Ooh, hand me that hat will you? There. I doff it.
After the pleasantries of ‘Four Corners’ this takes things on a step nicely, if not apace, giving the band more character which is all it takes to dispel doubts. Verging on urgent, ‘Alive’ is beautifully produced and both brisk and relaxed in a cultivated manner, as vocals flap around. The expected prettiness of their guitar is allowed to become gutsy, and they exhibit flashes of this power throughout a trim, inviting album which should also appeal to those outside the traditional Goth field.
‘Uncertain’ is immaculately tense, and the striking lyrical delivery snares you coolly. Refusing to relinquish romantic dreams our doomed host is basted in his own juices while the band plod heartily, with a very cute rhythmical dominance. Reassuring guitar gushes forth but the fretting concerns return to keep the mood dark. ‘Walk Away’ is weirder, with strong vocals ringing out as the band stand back, and again the words are hung out like ominous flags. Twinkly guitar, crisp drums and frankly exhibitionist bass undulate happily while groans inwardly, which is good, or it’d be a dour experience. By not mirroring the lyrical tone a vivacity occurs.
‘Wondering’ finds a drumming assassin let loose in a monastery. Worried vocals pursue his daring work and angry, jutting guitar roughs up the softening, rolling undertow.

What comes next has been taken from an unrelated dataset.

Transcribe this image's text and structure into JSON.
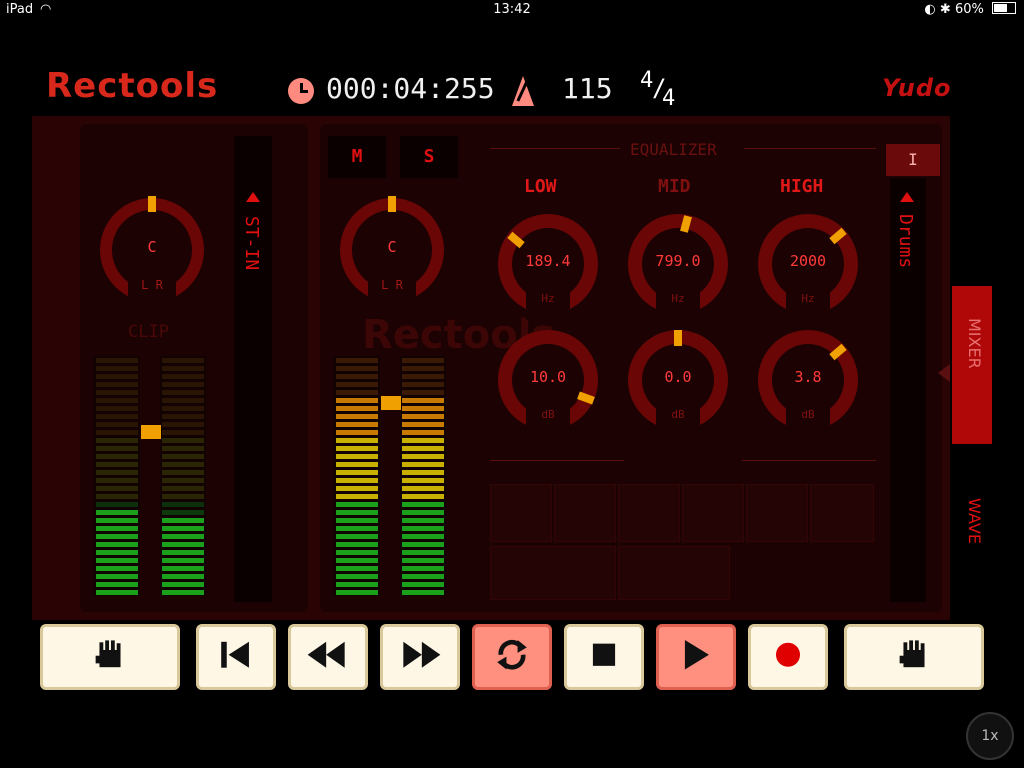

Driven, and with controlled incandescence, this is a sumptuous voyage made unusual with the rhythmical geography and only let down by the curious and unlikely end. ‘Looking Back’ is simple Goth, presenting the notion of decisive decisions and demonstrations of devotion. Pinpoint guitar filigree over mournful, podgy bass offsets the now boomy singer. ‘Reflections’ has further versatility and variety as the song floods with fluttering guitar and the rhythm chops down hungrily on the more desperate, dramatic declarations. The double vocals doesn’t work, but the resolute intensity does.
‘Taken’ will give you pause for thought. Emotional turbulence goes from anguish to dignified resignation and the music reverberates likewise, all put over with a heartfelt throb it’s like Furniture at their finest, for anyone who remembers. Guitar tweezers pull at the sullen face of ‘Never Again’, eventually encouraging some lusty bellowing which is striking. ‘Years’ is strident fluff by comparison albeit with a good drum kick and ‘Another Day’ rounds things off with perhaps a suitable case of misery, but does it concern someone that died, or slipped away? Either way it’s uncomfortable and makes for a fine close to an auspiciously stately success.
They’ve stood up, disturbing the mustiness, and it all looks and sounds good.